[[ Supplied data open ]]
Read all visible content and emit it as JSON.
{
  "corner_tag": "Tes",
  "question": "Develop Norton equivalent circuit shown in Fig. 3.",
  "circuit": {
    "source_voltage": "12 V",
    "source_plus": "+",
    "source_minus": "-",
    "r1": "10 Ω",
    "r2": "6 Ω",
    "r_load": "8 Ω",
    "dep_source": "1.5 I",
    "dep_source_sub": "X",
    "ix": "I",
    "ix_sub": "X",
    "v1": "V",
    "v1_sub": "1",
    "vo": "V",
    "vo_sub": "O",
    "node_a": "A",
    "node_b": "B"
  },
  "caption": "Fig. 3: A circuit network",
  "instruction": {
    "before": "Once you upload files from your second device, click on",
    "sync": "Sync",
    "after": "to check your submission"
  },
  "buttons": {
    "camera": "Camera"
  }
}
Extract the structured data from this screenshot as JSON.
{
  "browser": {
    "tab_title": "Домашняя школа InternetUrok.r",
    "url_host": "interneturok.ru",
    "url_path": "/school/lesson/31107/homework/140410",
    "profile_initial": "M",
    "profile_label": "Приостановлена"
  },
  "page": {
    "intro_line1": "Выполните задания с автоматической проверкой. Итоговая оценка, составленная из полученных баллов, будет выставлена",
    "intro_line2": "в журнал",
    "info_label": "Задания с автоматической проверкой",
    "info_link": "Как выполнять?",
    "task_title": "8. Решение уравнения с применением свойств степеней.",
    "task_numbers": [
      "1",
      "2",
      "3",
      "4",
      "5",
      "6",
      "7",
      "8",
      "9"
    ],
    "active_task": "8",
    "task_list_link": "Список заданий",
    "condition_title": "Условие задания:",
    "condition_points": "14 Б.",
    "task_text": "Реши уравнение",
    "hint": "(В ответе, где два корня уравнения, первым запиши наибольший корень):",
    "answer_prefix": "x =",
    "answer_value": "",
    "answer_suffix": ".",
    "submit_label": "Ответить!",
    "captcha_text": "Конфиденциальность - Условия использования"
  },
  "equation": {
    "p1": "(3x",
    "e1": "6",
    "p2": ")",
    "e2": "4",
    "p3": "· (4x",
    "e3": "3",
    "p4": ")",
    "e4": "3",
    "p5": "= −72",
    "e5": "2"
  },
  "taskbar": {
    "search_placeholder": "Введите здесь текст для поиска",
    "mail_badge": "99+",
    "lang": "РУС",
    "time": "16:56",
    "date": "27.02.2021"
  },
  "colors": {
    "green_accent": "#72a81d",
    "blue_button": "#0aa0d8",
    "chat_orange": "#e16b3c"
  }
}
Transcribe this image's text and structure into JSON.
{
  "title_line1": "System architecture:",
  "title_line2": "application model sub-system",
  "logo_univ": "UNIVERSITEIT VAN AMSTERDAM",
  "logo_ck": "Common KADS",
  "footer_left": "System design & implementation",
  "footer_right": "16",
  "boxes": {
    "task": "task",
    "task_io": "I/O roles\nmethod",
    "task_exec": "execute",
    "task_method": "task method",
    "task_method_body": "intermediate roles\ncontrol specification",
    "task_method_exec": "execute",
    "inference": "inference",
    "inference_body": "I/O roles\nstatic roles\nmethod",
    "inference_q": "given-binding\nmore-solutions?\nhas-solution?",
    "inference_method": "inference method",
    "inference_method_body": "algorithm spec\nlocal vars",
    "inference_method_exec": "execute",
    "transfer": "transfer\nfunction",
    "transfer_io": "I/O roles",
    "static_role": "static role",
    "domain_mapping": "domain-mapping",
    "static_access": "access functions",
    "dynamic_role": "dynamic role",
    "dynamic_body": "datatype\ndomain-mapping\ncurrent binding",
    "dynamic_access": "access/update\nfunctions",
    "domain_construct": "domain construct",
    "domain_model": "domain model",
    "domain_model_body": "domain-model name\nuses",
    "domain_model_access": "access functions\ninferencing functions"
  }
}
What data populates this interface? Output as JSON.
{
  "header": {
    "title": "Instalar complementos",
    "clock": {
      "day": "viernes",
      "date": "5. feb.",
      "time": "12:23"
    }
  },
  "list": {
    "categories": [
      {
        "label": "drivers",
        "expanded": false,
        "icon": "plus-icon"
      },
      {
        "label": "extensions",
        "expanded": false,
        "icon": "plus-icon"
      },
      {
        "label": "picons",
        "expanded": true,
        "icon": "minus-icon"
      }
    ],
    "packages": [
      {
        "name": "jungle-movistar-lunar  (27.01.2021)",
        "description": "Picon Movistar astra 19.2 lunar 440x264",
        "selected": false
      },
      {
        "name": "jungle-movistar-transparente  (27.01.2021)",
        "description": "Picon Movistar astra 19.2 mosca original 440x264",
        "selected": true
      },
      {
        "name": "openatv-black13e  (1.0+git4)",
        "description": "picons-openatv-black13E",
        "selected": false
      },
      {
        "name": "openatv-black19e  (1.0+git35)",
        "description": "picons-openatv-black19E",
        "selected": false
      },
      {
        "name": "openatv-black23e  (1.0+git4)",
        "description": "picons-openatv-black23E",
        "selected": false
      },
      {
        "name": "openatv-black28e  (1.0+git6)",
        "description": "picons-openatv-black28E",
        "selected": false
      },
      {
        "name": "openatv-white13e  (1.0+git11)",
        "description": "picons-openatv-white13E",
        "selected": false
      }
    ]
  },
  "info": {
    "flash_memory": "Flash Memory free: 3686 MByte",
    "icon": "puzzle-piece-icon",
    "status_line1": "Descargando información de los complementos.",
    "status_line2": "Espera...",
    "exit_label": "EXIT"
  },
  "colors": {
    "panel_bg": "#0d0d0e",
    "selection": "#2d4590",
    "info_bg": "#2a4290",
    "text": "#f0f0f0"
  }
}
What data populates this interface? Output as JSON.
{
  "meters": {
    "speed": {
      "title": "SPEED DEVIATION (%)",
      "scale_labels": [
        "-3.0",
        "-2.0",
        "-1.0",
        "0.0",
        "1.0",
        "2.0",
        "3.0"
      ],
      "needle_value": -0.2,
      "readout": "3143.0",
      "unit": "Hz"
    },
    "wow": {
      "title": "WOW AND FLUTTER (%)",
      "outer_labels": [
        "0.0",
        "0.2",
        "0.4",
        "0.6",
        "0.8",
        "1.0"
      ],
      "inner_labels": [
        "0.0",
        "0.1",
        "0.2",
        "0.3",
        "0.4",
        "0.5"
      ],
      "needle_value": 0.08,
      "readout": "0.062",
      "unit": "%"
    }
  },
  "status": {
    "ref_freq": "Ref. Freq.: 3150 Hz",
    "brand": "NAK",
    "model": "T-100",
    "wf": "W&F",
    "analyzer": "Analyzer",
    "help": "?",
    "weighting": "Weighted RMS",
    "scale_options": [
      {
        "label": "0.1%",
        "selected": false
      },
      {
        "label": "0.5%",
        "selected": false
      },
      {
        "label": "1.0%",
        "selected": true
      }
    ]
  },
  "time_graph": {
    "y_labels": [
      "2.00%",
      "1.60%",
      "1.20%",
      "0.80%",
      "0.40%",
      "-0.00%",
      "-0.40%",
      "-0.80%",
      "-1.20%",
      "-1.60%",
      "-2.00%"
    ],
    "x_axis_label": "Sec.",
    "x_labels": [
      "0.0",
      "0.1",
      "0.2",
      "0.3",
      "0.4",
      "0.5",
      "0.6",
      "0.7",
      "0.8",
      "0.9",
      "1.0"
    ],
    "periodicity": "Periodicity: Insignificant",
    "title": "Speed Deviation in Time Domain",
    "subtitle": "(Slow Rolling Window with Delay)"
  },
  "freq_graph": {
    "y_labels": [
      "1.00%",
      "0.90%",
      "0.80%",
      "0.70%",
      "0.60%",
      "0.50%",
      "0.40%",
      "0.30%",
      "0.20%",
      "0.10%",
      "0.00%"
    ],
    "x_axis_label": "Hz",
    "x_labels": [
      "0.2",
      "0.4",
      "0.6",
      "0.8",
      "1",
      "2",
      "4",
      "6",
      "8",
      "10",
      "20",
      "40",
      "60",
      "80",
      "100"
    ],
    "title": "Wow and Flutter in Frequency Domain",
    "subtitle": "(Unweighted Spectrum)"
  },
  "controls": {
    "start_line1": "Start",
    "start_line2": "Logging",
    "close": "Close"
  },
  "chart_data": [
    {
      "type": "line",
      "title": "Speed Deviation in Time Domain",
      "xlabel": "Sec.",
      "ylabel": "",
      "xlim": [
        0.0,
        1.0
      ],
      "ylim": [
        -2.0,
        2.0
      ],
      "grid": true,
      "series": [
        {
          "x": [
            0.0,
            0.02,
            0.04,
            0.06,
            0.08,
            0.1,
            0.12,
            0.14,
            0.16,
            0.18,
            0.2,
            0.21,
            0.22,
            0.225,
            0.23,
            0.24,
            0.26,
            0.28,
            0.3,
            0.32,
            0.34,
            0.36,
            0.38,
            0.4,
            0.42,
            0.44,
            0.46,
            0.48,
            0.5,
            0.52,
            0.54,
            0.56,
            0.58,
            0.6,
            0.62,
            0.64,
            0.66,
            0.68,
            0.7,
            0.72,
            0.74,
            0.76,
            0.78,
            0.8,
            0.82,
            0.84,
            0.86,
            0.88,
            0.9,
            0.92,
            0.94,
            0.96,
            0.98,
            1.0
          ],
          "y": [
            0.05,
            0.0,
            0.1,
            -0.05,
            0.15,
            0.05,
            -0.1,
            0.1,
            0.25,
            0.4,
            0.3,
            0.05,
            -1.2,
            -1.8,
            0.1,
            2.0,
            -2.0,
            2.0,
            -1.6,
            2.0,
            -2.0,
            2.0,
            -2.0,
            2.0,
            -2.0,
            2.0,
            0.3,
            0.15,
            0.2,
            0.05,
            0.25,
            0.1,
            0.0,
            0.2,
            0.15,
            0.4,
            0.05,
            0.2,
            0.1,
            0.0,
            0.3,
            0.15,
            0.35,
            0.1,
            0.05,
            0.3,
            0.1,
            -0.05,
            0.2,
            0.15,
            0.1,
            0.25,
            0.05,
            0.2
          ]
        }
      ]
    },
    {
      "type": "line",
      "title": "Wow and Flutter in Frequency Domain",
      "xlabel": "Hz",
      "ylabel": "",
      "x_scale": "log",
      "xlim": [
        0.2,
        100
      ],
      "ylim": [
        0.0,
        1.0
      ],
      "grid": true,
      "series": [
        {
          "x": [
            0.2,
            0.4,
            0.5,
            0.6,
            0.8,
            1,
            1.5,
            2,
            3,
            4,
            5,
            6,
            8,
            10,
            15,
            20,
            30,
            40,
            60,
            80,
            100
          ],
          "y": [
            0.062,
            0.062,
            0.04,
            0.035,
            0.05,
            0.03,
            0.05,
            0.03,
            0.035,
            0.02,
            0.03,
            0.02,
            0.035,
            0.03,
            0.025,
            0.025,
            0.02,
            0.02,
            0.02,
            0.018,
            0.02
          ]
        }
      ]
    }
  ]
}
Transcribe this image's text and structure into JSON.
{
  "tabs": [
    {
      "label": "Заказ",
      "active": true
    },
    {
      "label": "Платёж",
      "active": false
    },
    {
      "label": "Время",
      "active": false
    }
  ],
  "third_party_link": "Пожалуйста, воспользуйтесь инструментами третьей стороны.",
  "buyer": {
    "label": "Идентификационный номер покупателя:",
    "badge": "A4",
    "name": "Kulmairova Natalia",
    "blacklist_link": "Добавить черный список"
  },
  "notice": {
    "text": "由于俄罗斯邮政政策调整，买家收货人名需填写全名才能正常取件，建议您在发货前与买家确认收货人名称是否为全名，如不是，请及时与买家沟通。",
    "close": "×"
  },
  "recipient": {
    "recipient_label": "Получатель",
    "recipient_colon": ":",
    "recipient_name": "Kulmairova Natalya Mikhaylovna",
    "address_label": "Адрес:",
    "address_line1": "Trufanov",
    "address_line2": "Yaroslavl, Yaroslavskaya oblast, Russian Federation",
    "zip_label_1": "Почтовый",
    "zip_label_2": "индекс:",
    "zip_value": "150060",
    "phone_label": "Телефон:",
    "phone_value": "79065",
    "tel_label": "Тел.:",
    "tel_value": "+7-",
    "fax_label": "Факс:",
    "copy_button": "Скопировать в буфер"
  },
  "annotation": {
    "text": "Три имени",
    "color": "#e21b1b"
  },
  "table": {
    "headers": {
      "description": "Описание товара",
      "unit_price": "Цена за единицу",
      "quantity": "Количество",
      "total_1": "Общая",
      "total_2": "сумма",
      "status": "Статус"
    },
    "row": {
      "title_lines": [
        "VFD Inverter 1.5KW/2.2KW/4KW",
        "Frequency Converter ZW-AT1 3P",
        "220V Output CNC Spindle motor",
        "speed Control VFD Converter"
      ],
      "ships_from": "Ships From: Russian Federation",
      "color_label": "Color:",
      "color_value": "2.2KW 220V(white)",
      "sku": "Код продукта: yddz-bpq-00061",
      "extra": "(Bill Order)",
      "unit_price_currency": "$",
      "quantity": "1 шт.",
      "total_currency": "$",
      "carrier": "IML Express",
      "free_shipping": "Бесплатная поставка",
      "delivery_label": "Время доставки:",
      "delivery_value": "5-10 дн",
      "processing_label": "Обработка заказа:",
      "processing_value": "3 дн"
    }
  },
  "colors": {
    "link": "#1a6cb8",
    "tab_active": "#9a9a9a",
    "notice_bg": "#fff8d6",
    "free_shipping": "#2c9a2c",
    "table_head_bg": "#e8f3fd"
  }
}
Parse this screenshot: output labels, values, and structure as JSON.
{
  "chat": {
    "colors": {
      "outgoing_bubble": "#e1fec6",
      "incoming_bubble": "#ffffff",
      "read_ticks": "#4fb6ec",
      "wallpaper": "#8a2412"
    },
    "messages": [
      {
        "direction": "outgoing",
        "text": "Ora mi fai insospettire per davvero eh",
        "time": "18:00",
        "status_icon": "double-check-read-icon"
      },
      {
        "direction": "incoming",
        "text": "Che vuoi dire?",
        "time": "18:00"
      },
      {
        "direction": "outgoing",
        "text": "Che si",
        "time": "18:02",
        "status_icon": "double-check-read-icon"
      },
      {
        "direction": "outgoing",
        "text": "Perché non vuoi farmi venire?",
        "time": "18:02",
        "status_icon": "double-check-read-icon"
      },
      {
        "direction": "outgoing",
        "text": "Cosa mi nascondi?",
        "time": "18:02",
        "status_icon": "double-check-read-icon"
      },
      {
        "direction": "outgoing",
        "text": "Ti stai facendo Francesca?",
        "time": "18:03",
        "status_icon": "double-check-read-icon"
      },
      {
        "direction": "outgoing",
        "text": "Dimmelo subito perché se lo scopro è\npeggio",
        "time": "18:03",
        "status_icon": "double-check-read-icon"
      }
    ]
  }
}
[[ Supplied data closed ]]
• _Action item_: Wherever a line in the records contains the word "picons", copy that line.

• _Reply to the task_:
        "label": "picons",
        "description": "picons-openatv-black13E",
        "description": "picons-openatv-black19E",
        "description": "picons-openatv-black23E",
        "description": "picons-openatv-black28E",
        "description": "picons-openatv-white13E",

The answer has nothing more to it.